#### [Task requirements]
Scan the data for "time" and copy each matching line.

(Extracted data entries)
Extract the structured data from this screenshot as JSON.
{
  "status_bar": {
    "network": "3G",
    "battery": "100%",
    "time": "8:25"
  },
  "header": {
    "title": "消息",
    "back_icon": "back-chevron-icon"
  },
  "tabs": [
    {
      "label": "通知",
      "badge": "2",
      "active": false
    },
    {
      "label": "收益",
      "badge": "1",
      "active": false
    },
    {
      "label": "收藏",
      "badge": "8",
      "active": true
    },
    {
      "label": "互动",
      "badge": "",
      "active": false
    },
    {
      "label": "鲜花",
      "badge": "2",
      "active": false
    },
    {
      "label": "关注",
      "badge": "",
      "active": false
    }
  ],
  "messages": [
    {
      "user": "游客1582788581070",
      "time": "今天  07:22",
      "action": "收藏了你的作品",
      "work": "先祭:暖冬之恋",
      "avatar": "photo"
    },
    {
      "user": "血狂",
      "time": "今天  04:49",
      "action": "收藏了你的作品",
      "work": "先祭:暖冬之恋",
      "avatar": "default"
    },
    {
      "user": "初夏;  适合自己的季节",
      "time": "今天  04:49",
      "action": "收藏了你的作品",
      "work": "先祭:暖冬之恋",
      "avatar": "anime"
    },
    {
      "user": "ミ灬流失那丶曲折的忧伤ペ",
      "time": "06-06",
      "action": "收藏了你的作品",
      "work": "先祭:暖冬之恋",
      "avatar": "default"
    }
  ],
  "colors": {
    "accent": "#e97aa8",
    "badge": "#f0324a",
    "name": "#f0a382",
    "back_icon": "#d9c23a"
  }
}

#### [Result]
    "time": "8:25"
      "time": "今天  07:22",
      "time": "今天  04:49",
      "time": "今天  04:49",
      "time": "06-06",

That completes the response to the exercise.